# RECORDS TO PROCESS:

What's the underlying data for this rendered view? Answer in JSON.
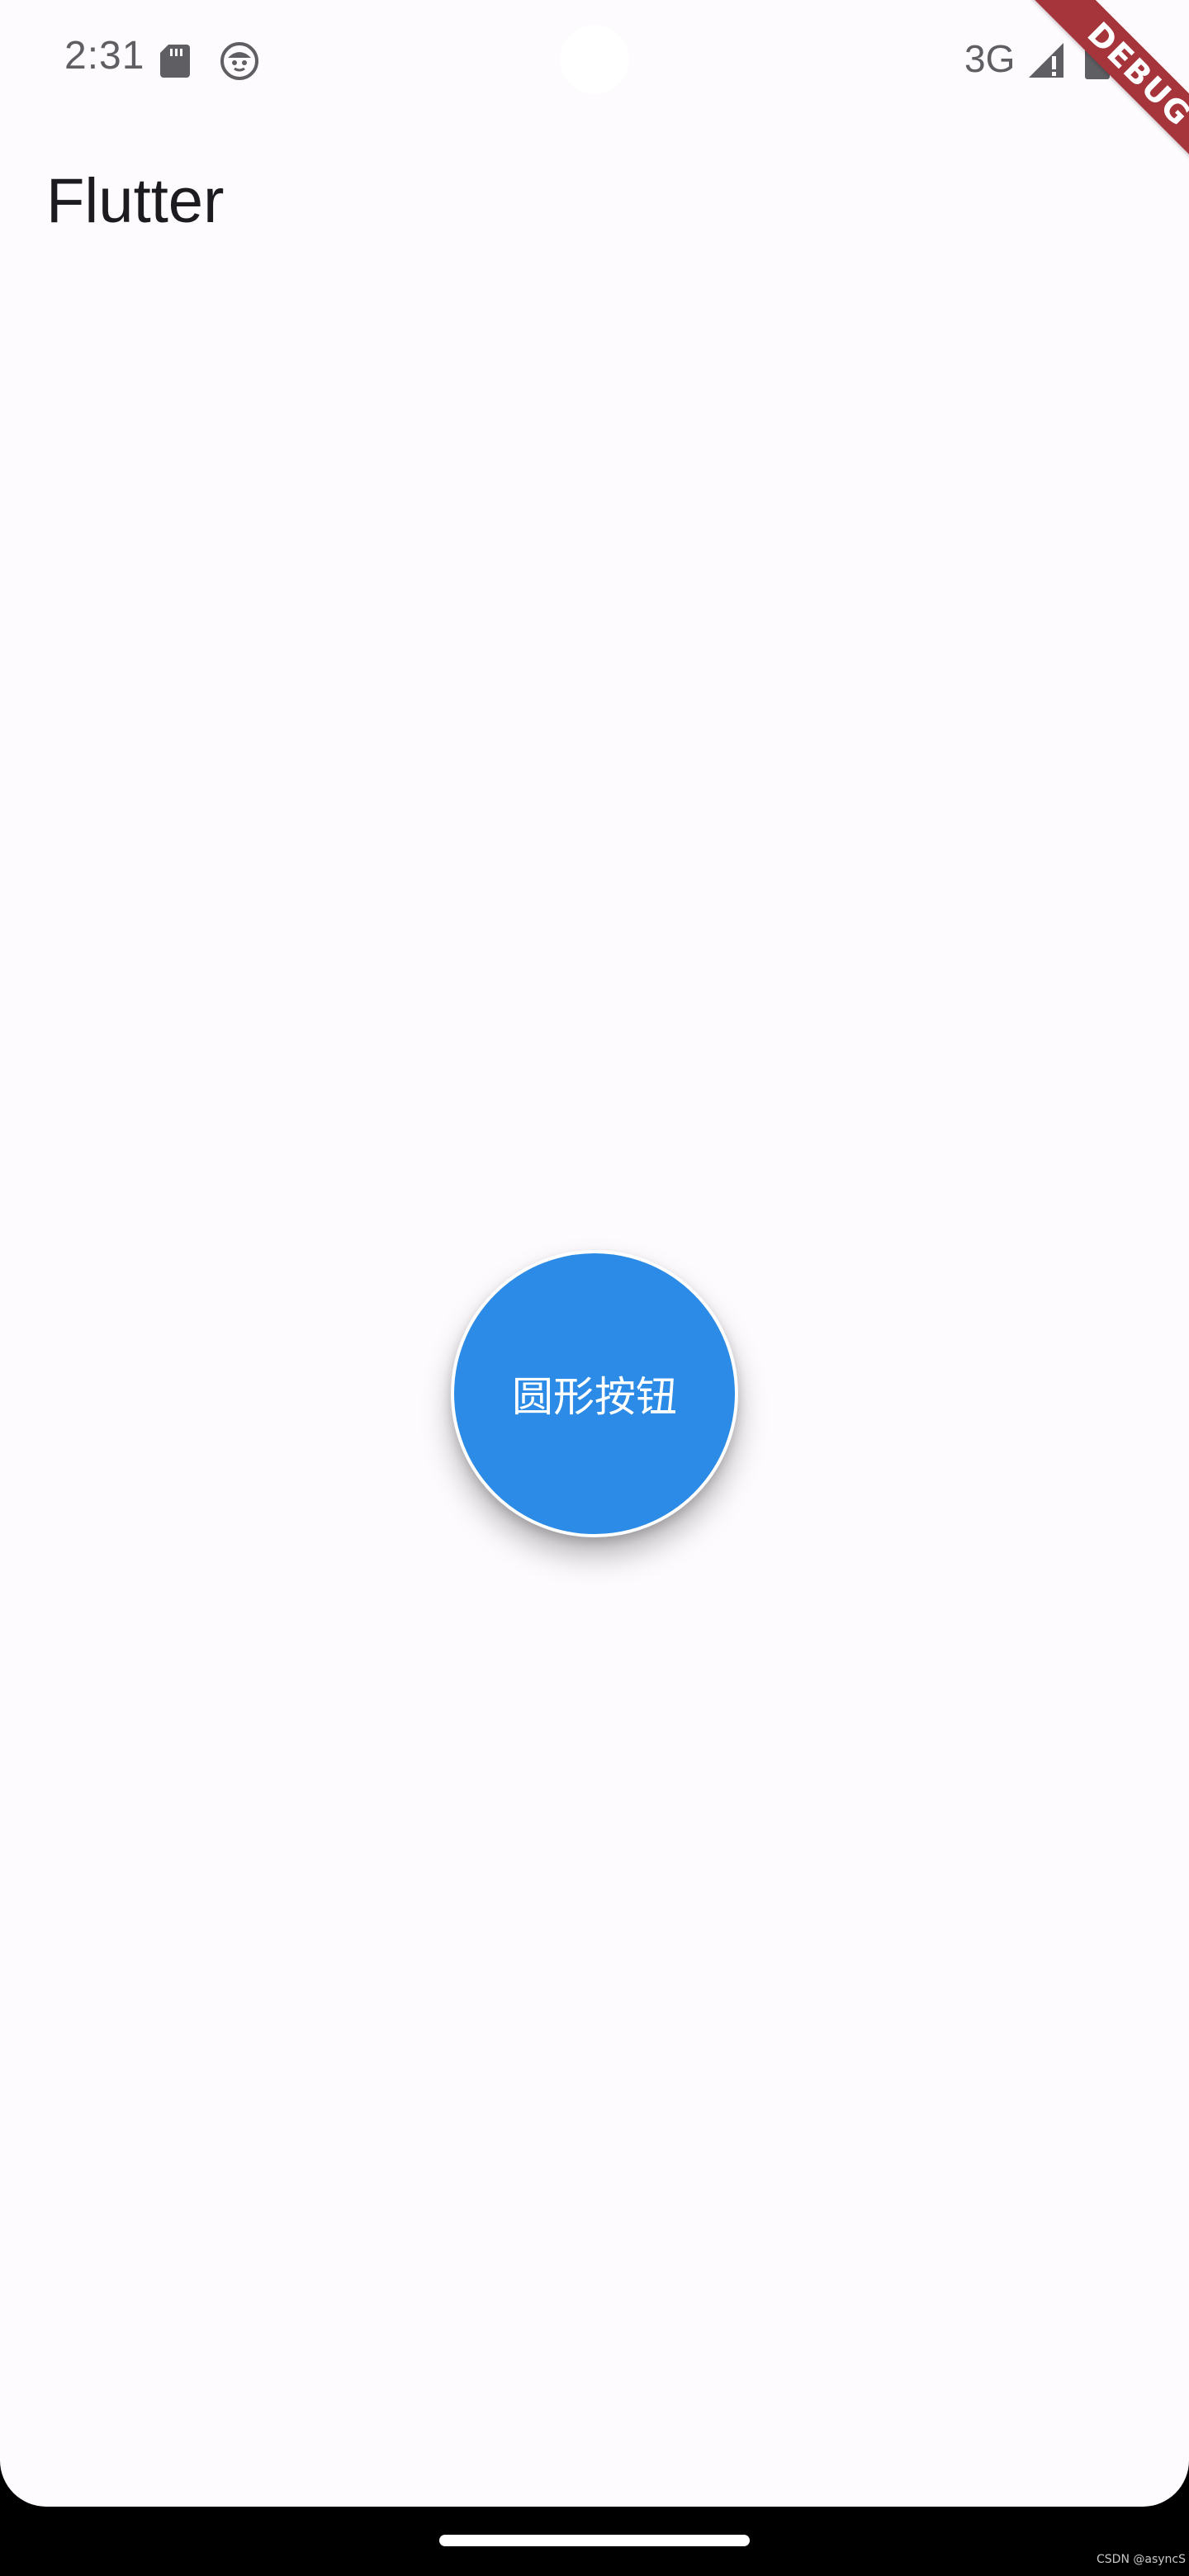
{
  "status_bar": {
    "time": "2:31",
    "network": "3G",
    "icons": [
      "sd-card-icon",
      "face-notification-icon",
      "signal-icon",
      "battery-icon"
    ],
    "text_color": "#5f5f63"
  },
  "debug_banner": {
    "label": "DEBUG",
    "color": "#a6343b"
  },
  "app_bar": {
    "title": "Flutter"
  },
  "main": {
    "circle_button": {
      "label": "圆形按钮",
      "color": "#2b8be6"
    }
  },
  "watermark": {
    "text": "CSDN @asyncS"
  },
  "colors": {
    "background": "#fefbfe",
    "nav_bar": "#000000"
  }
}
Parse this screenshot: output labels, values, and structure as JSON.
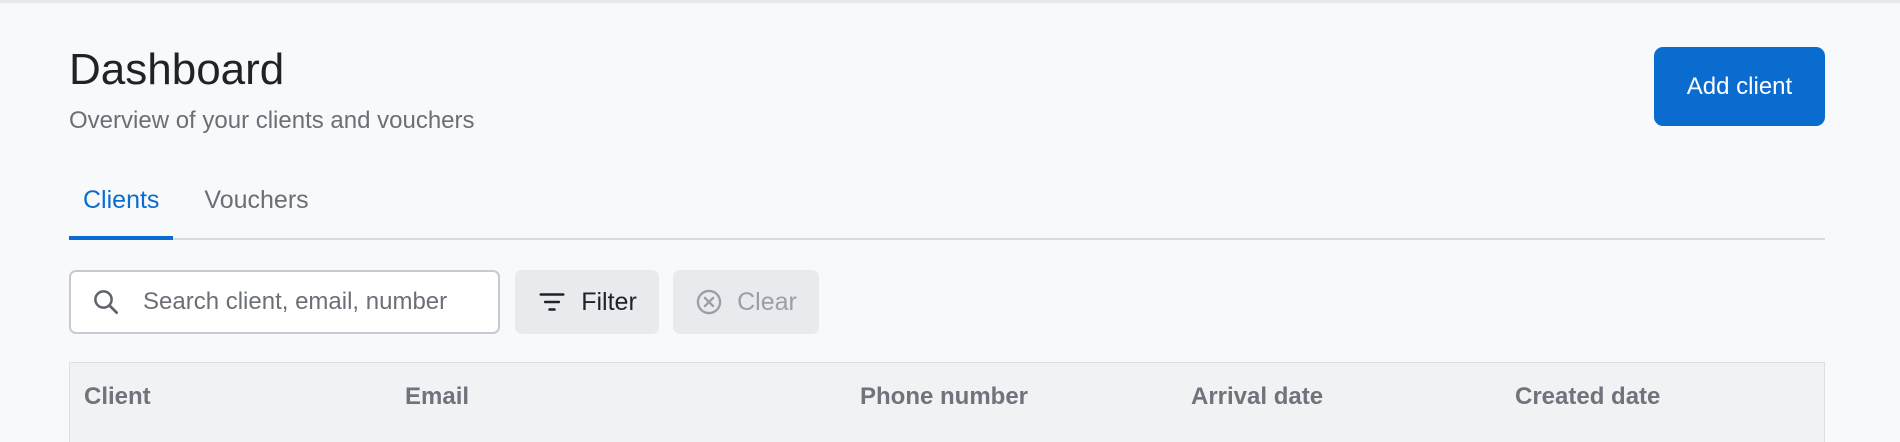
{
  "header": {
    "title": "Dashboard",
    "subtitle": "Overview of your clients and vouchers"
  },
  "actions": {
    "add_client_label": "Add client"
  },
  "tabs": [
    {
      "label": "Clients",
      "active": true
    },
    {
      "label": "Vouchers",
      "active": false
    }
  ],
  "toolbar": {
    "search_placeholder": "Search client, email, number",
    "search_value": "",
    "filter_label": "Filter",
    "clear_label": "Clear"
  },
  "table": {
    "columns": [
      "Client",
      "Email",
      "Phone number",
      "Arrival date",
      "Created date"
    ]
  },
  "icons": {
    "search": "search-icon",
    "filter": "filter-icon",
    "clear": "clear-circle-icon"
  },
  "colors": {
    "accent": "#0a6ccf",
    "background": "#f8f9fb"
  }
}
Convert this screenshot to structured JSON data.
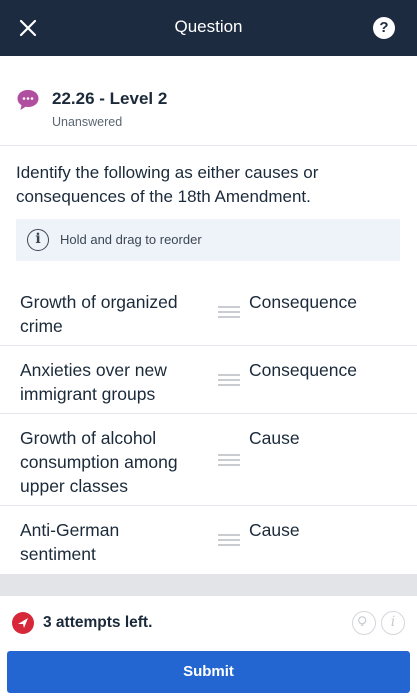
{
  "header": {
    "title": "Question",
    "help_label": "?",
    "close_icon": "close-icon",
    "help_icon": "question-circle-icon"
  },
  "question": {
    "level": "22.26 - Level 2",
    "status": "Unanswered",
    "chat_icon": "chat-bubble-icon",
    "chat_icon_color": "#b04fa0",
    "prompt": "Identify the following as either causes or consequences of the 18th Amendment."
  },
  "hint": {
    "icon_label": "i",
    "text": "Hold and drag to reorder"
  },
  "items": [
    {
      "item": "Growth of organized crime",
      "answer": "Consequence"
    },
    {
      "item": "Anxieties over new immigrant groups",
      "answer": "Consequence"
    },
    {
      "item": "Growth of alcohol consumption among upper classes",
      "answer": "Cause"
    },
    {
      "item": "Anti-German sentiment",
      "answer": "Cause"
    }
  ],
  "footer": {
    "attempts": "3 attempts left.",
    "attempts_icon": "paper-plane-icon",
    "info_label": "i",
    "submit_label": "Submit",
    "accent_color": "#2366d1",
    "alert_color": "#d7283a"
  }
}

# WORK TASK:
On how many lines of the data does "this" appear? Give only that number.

# TASK RESULT:
3